Article from For Liberty by Norm Leahy.

A Gallup survey of attitudes toward police finds 61 percent of Black respondents want law enforcement to spend the same amount of time in their community as they do now. Twenty percent want an even bigger law enforcement presence.

While this may be a blow to those who want to abolish or otherwise defund police departments (abolition registers just 15 percent support, according to an earlier Gallup poll), other parts of the survey show there are still wide disparities about the treatment people think they receive from police:

Fewer than one in five Black Americans feel very confident that the police in their area would treat them with courtesy and respect. While similar to the 24% of Asian Americans saying the same, it is markedly lower than the 40% of Hispanic Americans and the 56% of White Americans who feel this way. This could either stem from Black Americans’ own negative experiences with the police or from their familiarity with people who have had negative encounters with law enforcement.

When factoring in those who are at least somewhat confident that the police would treat them well, a majority of Black Americans (61%) are generally confident, but this is still below the 85% seen nationally, including 91% of White Americans.

Rather than abolish police or slashing their budgets, Gallup found “upward of 90% favoring specific reforms aimed at improving police relations with the communities they serve and preventing or punishing abusive police behavior.”
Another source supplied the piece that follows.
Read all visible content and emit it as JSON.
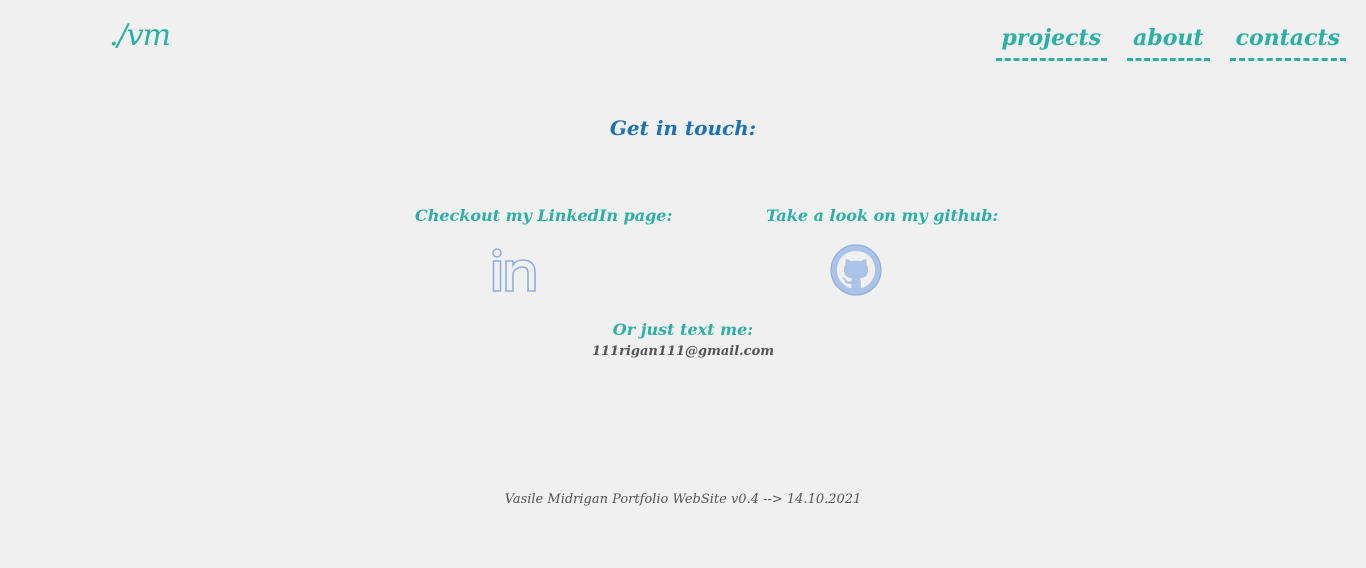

Image Credit: By Joi Ito (Flickr: NYPD Drills) [CC BY 2.0 (], via Wikimedia Commons